Walter Mortimer Mirisch (born November 8, 1921) is an American film producer. He is president and executive head of production of The Mirisch Corporation, an independent film production company, which he formed in 1957 with his brothers, Marvin and Harold. He won the Academy Award for Best Picture as producer of In the Heat of the Night (1967).
Herman Jacob Mankiewicz (November 7, 1897 – March 5, 1953) was an American screenwriter, who, with Orson Welles, wrote the screenplay for Citizen Kane (1941). Earlier, he was the Berlin correspondent for the Chicago Tribune and the drama critic for The New York Times and The New Yorker. Alexander Woollcott said that Herman Mankiewicz was the "funniest man in New York". Both Mankiewicz and Welles received Academy Awards for their screenplay.

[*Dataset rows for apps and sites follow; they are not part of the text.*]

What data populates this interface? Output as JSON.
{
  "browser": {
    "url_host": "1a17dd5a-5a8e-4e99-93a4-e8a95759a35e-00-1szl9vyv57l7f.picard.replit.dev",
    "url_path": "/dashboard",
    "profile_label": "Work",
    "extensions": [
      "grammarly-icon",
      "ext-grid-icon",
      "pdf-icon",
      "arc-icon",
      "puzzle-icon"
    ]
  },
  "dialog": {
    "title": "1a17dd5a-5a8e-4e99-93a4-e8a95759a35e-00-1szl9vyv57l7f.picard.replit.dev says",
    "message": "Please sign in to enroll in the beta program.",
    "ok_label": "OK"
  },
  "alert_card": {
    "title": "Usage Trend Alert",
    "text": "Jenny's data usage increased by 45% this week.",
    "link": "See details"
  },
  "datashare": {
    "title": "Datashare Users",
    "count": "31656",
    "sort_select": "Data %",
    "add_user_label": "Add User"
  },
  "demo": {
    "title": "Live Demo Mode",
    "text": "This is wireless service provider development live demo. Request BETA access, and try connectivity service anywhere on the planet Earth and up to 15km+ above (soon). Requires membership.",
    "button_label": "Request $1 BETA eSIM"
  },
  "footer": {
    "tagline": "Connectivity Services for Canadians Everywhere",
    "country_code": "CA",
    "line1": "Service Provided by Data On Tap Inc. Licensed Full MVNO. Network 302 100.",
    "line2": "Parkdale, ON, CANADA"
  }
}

Gary Leonard Oldman (born 21 March 1958) is an English actor and filmmaker. He is the recipient of various accolades, including an Academy Award, three BAFTA Awards, two Critics' Choice Awards, a Golden Globe Award and a Screen Actors Guild Award. Known for his versatility and intense acting style, Oldman is regarded as one of the greatest actors of his generation.
Walter Elias Disney (; December 5, 1901 – December 15, 1966) was an American entrepreneur, animator, writer, voice actor and film producer. A pioneer of the American animation industry, he introduced several developments in the production of cartoons. As a film producer, Disney holds the record for most Academy Awards earned by an individual, having won 22 Oscars from 59 nominations. He was presented with two Golden Globe Special Achievement Awards and an Emmy Award, among other honors. Several of his films are included in the National Film Registry by the Library of Congress.
William Samuel Cook "Peter" Ellenshaw (May 24, 1913 – February 12, 2007) was an English matte designer and special effects creator who worked on many Disney features. Born in London, he moved to America in 1953.
Cloris Leachman (April 30, 1926 - January 26, 2021) was an American actress and comedian, whose career spanned over seven decades. She has won various accolades, including eight Primetime Emmy Awards from 22 nominations, making her the most nominated and, along with Julia Louis-Dreyfus, most awarded actress in Emmy history. In addition, she won an Academy Award, a British Academy Film Award, a Golden Globe Award, and a Daytime Emmy Award.
Friedrich Robert Donat (18 March 1905 – 9 June 1958) was an English film and stage actor. He is best remembered for his roles in Alfred Hitchcock's The 39 Steps (1935) and Goodbye, Mr. Chips (1939), winning for the latter the Academy Award for Best Actor.
Charles Laughton (1 July 1899 – 15 December 1962) was an English stage and film actor. Laughton was trained in London at the Royal Academy of Dramatic Art and first appeared professionally on the stage in 1926. In 1927, he was cast in a play with his future wife Elsa Lanchester, with whom he lived and worked until his death.
The Academy Awards, popularly known as the Oscars, are awards for artistic and technical merit in the film industry. Given annually by the Academy of Motion Picture Arts and Sciences (AMPAS), the awards are an international recognition of excellence in cinematic achievements, as assessed by the Academy's voting membership. The various category winners are awarded a copy of a golden statuette, officially called the "Academy Award of Merit", although more commonly referred to by its nickname, the "Oscar". The statuette depicts a knight rendered in the Art Deco style.